On this day in 1959, the Soviet Luna 3 spacecraft transmitted the first ever pictures of the far side of the Moon. I thought we might take this opportunity to discuss why it is that the same side of the Moon is always facing us. Although I should tell you that this is not exactly true. I think we are able to see about 55% of the Moon’s surface, because it jiggles. But for all intents and purposes, we see the same moon each night. This is because it is tidally locked.
The Moon once rotated rapidly. But over time, the Earth’s gravitational field slowed it. The force from the Earth produces a bulge in the part of the moon that is directly facing the Earth — and also directly opposite (just like the Moon created tides on Earth). This has the effect of squishing down the sides, so that the moon looks like a football with the pointy end facing Earth. Of course, the deformation isn’t anywhere near that great. But that’s the basic idea.

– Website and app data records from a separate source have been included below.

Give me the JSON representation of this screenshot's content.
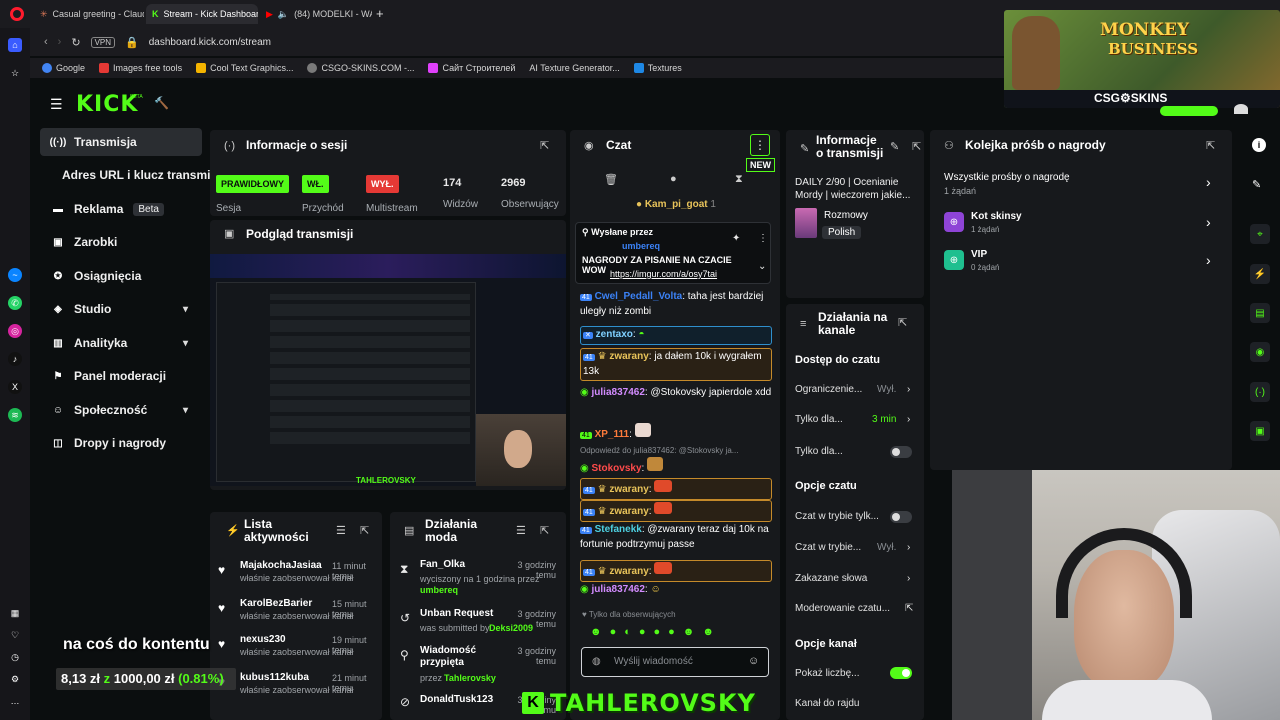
{
  "browser": {
    "tabs": [
      {
        "label": "Casual greeting - Claude"
      },
      {
        "label": "Stream - Kick Dashboard"
      },
      {
        "label": "(84) MODELKI - WAYU"
      }
    ],
    "vpn": "VPN",
    "url": "dashboard.kick.com/stream",
    "bookmarks": [
      "Google",
      "Images free tools",
      "Cool Text Graphics...",
      "CSGO-SKINS.COM -...",
      "Сайт Строителей",
      "AI Texture Generator...",
      "Textures"
    ]
  },
  "brand": {
    "logo": "KICK",
    "logo_sup": "BETA"
  },
  "ad": {
    "title_line1": "MONKEY",
    "title_line2": "BUSINESS",
    "sponsor": "CSG⚙SKINS"
  },
  "nav": {
    "items": [
      {
        "label": "Transmisja"
      },
      {
        "label": "Adres URL i klucz transmisji"
      },
      {
        "label": "Reklama",
        "badge": "Beta"
      },
      {
        "label": "Zarobki"
      },
      {
        "label": "Osiągnięcia"
      },
      {
        "label": "Studio"
      },
      {
        "label": "Analityka"
      },
      {
        "label": "Panel moderacji"
      },
      {
        "label": "Społeczność"
      },
      {
        "label": "Dropy i nagrody"
      }
    ]
  },
  "session": {
    "title": "Informacje o sesji",
    "stats": [
      {
        "badge": "PRAWIDŁOWY",
        "label": "Sesja"
      },
      {
        "badge": "WŁ.",
        "label": "Przychód"
      },
      {
        "badge": "WYŁ.",
        "label": "Multistream"
      },
      {
        "value": "174",
        "label": "Widzów"
      },
      {
        "value": "2969",
        "label": "Obserwujący"
      }
    ]
  },
  "preview": {
    "title": "Podgląd transmisji",
    "overlay": "TAHLEROVSKY"
  },
  "activity": {
    "title_line1": "Lista",
    "title_line2": "aktywności",
    "items": [
      {
        "name": "MajakochaJasiaa",
        "time": "11 minut temu",
        "sub": "właśnie zaobserwował kanał"
      },
      {
        "name": "KarolBezBarier",
        "time": "15 minut temu",
        "sub": "właśnie zaobserwował kanał"
      },
      {
        "name": "nexus230",
        "time": "19 minut temu",
        "sub": "właśnie zaobserwował kanał"
      },
      {
        "name": "kubus112kuba",
        "time": "21 minut temu",
        "sub": "właśnie zaobserwował kanał"
      }
    ]
  },
  "modactions": {
    "title_line1": "Działania",
    "title_line2": "moda",
    "items": [
      {
        "name": "Fan_Olka",
        "time": "3 godziny temu",
        "sub": "wyciszony na 1 godzina przez",
        "by": "umbereq"
      },
      {
        "name": "Unban Request",
        "time": "3 godziny temu",
        "sub": "was submitted by",
        "by": "Deksi2009"
      },
      {
        "name": "Wiadomość przypięta",
        "time": "3 godziny temu",
        "sub": "przez",
        "by": "Tahlerovsky"
      },
      {
        "name": "DonaldTusk123",
        "time": "3 godziny temu",
        "sub": "",
        "by": ""
      }
    ]
  },
  "chat": {
    "title": "Czat",
    "new_badge": "NEW",
    "top_user": "Kam_pi_goat",
    "top_count": "1",
    "pinned_label": "Wysłane przez",
    "pinned_user": "umbereq",
    "pinned_text": "NAGRODY ZA PISANIE NA CZACIE WOW",
    "pinned_link": "https://imgur.com/a/osy7tai",
    "messages": [
      {
        "user": "Cwel_Pedall_Volta",
        "text": "taha jest bardziej uległy niż zombi"
      },
      {
        "user": "zentaxo",
        "text": ""
      },
      {
        "user": "zwarany",
        "text": "ja dałem 10k i wygrałem 13k"
      },
      {
        "user": "julia837462",
        "text": "@Stokovsky japierdole xdd"
      },
      {
        "user": "XP_111",
        "text": ""
      },
      {
        "user": "Stokovsky",
        "text": "",
        "reply": "Odpowiedź do julia837462: @Stokovsky ja..."
      },
      {
        "user": "zwarany",
        "text": ""
      },
      {
        "user": "zwarany",
        "text": ""
      },
      {
        "user": "Stefanekk",
        "text": "@zwarany teraz daj 10k na fortunie podtrzymuj passe"
      },
      {
        "user": "zwarany",
        "text": ""
      },
      {
        "user": "julia837462",
        "text": ""
      }
    ],
    "followers_only": "Tylko dla obserwujących",
    "input_placeholder": "Wyślij wiadomość"
  },
  "streaminfo": {
    "title_line1": "Informacje",
    "title_line2": "o transmisji",
    "stream_title": "DAILY 2/90 | Ocenianie Mordy | wieczorem jakie...",
    "category": "Rozmowy",
    "language": "Polish"
  },
  "channelactions": {
    "title_line1": "Działania na",
    "title_line2": "kanale",
    "chat_access": "Dostęp do czatu",
    "rows_access": [
      {
        "label": "Ograniczenie...",
        "value": "Wył."
      },
      {
        "label": "Tylko dla...",
        "value": "3 min"
      },
      {
        "label": "Tylko dla...",
        "value": ""
      }
    ],
    "chat_options": "Opcje czatu",
    "rows_options": [
      {
        "label": "Czat w trybie tylk...",
        "value": ""
      },
      {
        "label": "Czat w trybie...",
        "value": "Wył."
      },
      {
        "label": "Zakazane słowa",
        "value": ""
      },
      {
        "label": "Moderowanie czatu...",
        "value": ""
      }
    ],
    "channel_options": "Opcje kanał",
    "rows_channel": [
      {
        "label": "Pokaż liczbę..."
      },
      {
        "label": "Kanał do rajdu"
      }
    ]
  },
  "rewards": {
    "title": "Kolejka próśb o nagrody",
    "all_label": "Wszystkie prośby o nagrodę",
    "all_count": "1 żądań",
    "items": [
      {
        "name": "Kot skinsy",
        "count": "1 żądań"
      },
      {
        "name": "VIP",
        "count": "0 żądań"
      }
    ]
  },
  "overlay": {
    "goal_text": "na coś do kontentu",
    "amount": "8,13 zł",
    "z": "z",
    "target": "1000,00 zł",
    "percent": "(0.81%)"
  },
  "colors": {
    "accent": "#53fc18",
    "panel": "#17191c",
    "bg": "#0b0e0f",
    "highlight": "#c58a2a"
  }
}
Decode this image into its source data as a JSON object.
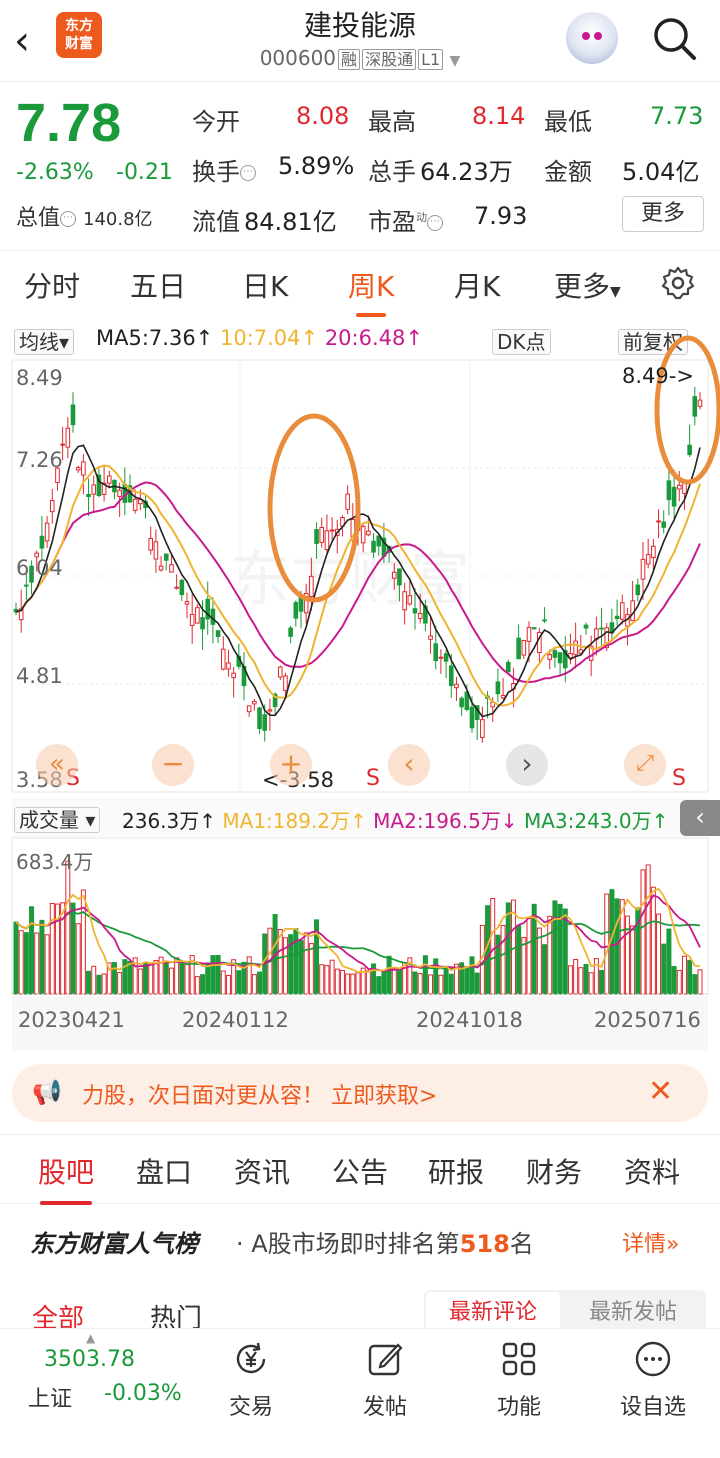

While the Moon was spinning fast, the bulge was always slightly after the direct line. As a result, the gravitational field had a net torque on the Moon, slowing its rotation. The effect was very small. But it’s amazing what you can accomplish in a billion years. I used to tell my students to image the Moon (or any other tidally locked object like Mercury) as if it were a frying plan. The handle would always be facing just a little off center from the Earth, and would thus be constantly pulled slightly in the opposite direction of the Moon’s rotation.
Luna 3 was the first mission specifically meant to photograph the other side of the Moon. Luna 1, sent in January of that year, was meant to crash on the Moon. It missed. (Don’t laugh: we missed the Moon the first time we tried.) And it became the first human object to go into orbit around the Sun. Luna 2, sent in September, actually hit the Moon. Later, in February 1966, Luna 9 would be the first spacecraft to make a soft landing on the Moon (or any other place).
The radio signal on Luna 3 was so weak, that the spacecraft had to get almost all the way back to Earth in order to transmit its 18 images. The one above is the first transmitted back. I think we humans have become far too cavalier about this kind of stuff. What we now do in space is mind boggling. It’s always nice to go back five or six decades and see what we were doing and just how hard it was. Oh, and no one knows for sure what happened to Luna 3. But it probably burned up in the Earth’s atmosphere.